  6. Hi Lance,

    Thanks for the feedback – we’re forwarding all comments about the ad to the advertiser which we generally do if we notice an elevated number of complaints.

    Kirsty aka Stuff Ad Manager


      1. Hi Lance,

        Stuff, like all the major NZ media companies has run these sorts of ads for many years, and there’s no question that they can make a big brand statement. However its always a balancing act, and we review what ad formats we carry on a regular basis.



  7. “Just use an ad-blocking add-on or program for your web browser – problem solved.”

    Sure and if everyone did, sit back and watch the amount of genuine orginal content plumment.


    1. I agree with James – we owe it to media to view the advertisements around the content. However I do believe that ad blockers will become common when the ads become too intrusive.

      I’m surprised meanwhile that more publications don’t follow Slashdot’s lead – and offer relatively cheap annual subscriptions in return for not showing any advertisements.

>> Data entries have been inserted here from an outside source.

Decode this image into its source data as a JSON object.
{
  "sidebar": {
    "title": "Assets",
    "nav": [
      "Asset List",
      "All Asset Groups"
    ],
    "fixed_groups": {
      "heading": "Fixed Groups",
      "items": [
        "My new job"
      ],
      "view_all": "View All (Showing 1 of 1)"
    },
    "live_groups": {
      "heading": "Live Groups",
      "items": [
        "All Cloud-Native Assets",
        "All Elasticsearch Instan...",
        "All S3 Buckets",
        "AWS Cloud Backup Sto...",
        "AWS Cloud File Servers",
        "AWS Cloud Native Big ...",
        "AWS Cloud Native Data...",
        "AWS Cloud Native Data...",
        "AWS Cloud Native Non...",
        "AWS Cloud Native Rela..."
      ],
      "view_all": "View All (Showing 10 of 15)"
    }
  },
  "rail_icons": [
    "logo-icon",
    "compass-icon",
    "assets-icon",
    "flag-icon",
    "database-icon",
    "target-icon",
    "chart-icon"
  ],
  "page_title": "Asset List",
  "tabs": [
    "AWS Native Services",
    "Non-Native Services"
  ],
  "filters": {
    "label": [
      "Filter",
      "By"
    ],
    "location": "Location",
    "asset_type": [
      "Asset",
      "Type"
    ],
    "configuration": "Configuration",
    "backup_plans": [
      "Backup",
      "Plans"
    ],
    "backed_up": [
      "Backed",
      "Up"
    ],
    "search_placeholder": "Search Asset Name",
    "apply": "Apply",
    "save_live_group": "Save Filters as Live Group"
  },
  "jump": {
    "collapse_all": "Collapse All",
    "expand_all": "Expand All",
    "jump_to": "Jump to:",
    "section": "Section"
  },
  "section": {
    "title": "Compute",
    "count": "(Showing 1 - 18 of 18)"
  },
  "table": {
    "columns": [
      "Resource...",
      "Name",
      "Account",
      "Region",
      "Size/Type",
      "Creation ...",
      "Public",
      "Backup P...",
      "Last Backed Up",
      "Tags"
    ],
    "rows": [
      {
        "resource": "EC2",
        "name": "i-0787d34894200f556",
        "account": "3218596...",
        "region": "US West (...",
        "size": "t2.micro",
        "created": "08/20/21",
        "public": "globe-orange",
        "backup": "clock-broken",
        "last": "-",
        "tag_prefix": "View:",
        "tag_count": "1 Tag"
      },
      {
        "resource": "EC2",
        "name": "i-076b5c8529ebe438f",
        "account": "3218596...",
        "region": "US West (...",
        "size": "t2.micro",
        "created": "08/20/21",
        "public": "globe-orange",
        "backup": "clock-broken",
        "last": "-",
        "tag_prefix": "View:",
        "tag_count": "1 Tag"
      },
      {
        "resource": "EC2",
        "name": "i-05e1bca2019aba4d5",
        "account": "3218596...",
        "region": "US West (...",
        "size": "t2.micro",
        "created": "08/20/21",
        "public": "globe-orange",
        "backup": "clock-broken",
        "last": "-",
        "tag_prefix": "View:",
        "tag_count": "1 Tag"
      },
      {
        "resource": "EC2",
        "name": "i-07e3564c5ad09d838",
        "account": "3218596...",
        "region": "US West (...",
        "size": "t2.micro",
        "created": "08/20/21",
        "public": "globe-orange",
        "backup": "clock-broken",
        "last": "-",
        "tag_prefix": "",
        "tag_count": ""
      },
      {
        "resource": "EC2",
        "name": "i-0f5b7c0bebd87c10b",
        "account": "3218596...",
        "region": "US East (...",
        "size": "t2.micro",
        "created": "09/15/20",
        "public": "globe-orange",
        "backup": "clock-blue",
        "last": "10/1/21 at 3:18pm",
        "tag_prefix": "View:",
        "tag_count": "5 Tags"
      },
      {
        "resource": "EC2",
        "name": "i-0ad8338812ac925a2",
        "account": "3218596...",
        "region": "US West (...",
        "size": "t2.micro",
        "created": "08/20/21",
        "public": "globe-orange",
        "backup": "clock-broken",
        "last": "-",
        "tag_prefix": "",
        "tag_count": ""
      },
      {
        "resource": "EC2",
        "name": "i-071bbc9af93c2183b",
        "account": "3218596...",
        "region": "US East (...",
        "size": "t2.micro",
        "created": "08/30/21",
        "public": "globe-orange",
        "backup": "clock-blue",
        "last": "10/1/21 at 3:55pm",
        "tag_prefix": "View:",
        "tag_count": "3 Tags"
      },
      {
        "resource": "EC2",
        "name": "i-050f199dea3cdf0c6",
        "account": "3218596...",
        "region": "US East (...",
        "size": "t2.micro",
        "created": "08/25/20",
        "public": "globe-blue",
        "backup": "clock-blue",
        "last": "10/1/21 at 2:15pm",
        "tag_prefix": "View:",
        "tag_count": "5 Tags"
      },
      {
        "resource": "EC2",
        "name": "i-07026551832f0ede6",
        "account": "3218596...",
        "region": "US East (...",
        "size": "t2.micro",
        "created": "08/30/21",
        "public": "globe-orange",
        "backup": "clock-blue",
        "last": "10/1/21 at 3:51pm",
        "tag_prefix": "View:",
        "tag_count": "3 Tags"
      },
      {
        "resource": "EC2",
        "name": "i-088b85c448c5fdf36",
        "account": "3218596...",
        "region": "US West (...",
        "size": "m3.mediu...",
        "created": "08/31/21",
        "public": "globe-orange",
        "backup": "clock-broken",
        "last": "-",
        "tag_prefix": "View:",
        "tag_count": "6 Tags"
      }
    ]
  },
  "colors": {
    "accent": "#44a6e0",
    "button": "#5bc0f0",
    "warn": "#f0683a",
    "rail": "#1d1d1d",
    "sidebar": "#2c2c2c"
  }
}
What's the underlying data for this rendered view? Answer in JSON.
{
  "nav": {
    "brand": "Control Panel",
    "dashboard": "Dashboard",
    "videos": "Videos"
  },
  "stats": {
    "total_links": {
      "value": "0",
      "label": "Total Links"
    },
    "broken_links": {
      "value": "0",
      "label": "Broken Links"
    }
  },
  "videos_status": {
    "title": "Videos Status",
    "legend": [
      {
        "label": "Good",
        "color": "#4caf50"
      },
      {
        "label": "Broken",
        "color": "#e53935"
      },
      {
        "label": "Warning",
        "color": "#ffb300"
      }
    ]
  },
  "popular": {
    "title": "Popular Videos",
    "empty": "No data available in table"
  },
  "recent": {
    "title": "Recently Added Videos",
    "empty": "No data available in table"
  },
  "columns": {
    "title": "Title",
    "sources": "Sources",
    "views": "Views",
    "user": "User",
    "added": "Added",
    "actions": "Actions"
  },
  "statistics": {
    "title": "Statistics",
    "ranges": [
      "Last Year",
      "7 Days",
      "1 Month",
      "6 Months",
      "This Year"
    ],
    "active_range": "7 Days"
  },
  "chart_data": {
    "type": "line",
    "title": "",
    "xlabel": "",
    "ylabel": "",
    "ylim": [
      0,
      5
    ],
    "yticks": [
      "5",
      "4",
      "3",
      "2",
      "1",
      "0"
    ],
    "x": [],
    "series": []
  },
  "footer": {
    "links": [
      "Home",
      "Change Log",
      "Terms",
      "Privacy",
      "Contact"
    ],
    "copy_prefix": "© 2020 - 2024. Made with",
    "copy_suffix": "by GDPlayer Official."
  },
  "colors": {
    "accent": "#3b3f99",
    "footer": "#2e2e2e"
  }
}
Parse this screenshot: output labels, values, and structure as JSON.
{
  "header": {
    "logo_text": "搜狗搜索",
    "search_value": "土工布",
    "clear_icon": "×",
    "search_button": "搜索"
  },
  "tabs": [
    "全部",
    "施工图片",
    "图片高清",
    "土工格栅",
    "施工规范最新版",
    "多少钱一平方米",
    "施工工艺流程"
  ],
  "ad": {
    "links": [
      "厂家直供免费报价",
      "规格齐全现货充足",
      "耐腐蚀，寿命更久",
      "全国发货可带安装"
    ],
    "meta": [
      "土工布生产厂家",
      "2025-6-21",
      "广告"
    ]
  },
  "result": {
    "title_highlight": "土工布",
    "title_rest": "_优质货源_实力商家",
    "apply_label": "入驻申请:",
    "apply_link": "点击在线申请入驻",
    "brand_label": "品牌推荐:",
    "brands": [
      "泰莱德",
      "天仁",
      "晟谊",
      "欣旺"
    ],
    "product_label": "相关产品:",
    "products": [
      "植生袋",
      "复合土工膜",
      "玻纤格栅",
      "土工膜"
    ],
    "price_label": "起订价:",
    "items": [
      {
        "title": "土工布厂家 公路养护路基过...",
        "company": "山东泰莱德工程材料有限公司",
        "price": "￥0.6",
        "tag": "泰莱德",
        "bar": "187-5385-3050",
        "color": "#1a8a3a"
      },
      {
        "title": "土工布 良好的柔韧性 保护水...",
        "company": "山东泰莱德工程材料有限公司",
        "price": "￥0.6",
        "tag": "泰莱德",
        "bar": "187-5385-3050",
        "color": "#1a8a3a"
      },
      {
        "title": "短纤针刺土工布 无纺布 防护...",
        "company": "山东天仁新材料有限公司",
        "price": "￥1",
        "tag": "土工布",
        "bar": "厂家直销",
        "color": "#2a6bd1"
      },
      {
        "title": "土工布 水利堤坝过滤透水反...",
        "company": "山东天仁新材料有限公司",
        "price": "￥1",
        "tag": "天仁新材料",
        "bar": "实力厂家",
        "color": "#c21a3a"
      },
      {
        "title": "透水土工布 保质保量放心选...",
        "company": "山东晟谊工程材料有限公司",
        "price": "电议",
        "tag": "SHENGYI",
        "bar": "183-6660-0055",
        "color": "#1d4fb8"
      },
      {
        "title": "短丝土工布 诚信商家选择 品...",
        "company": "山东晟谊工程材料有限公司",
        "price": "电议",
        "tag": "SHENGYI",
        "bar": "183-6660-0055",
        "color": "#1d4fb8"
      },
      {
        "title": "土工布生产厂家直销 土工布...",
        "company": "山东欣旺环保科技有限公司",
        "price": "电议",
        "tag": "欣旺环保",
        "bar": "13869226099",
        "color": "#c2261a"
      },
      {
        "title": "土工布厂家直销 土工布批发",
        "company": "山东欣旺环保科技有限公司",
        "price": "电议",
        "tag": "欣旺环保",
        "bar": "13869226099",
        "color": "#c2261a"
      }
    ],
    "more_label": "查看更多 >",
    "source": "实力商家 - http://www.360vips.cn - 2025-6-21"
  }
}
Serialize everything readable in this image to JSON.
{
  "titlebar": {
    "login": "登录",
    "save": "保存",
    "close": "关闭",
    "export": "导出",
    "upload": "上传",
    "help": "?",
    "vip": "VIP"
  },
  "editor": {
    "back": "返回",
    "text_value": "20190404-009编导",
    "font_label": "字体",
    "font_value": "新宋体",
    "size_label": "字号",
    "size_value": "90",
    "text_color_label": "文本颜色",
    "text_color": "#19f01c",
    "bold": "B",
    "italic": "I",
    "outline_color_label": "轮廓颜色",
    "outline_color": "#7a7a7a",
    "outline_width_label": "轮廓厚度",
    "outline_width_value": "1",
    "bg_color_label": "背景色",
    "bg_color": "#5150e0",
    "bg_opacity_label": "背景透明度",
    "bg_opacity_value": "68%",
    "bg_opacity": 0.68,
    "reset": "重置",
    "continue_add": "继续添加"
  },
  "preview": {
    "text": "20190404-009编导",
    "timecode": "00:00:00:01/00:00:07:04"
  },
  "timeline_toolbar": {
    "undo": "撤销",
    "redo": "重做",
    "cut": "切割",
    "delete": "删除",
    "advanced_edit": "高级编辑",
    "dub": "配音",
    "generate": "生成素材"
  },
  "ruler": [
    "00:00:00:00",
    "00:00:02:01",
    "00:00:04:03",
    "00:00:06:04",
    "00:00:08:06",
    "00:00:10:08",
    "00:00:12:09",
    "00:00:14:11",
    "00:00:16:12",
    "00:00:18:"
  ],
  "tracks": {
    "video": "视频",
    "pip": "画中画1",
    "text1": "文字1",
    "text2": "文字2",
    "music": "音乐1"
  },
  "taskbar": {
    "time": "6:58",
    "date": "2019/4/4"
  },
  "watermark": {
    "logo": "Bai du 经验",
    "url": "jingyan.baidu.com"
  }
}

NBR could have learned from this.


  8. Its not just the fat content of the oil, its the damage the rush to supply does to our environment. How much jungle can we afford to loose to plantations and how many Orangutans must we loose.
    The spokesman from Cadbury said it was a sustainable source, does that mean they can keep replanting palms after they tear down the forest.
    As for the ad, another sign that Cadbury pays lip service to its customers. They don’t care that it ruined your enjoyment. More worrying neither did scoop.


  9. Much like Adam, I doubt I will ever buy Cadbury again. Not only have they made a bad fist of managing public opinion when they must surely have expected some sort of reaction, they’ve decreased the cocoa content, added a controversial product, decreased pack size and kept the price the same. Oh yeah, and the chocolate isn’t made here anymore.


  10. How is it the fault of the advertiser that the ad was shown? I don’t see the point in Stuff forwarding it to Cadbury at all. Surely it’s up to the publisher (i.e. Stuff) to say what is and isn’t acceptable? More damage was done to Stuff than Cadbury – I’m surprised Stuff has just forwarded it on for comment/feedback? Weak.

    Incidentally, Cadbury would be better off giving Stuff thousands of free chocolate bars to give away to readers, in conjunction with some kind of story or advertorial. That would have probably warmed people to the brand instead of pissing people off.


  11. Horrible, horrible. I have just had to pluck out my eyes with a teaspoon to prevent the pain that this homepage coverup delivers.

    Covering up a home page is guaranteed to produce a counter-productive outcome for any advertiser. The internet is about choice, as soon as you try to remove choice by dominating a home page, you just try to bully the user. And guess what. On the internet the user is spoilt for choice so they leave (and end up hating the advertiser). Bullying doesn’t work here.

    For the news site, covering up the homepage is worse. Its embracing the fact that you are prepared to whore your quality news (and Stuff do have quality news) and your drive to beat the Herald in UVs, for the advertising dollar.

    Bad call.


  12. Its a crap ad, intrusive, and generally detracting from the front page and headlines. Just like the MediaOne ads that automatically start and hog my bandwidth. I make a point to deliberately not buy/use/watch what ever is contained in the MediaOne ads.


  13. The thought process that went through my mind with this ad was: “what the?: Oh F*ck *ff”

    How on earth is that good for a brand?


  14. Damnit! I sent an email yesterday via their report news link, didn’t realize there was an Ad Feedback one there :$


  15. I guess the accountants have taken over at Cadburys with the change in recipe. Coca-cola was a marketing 101 case study..changed the recipe of original coke and let Pepsi in the door. Watch Whittakers take off now. Until they did this I thought Cadburys was made in NZ…turns out its made in Oz (with some NZ ingredients).


Comments are closed.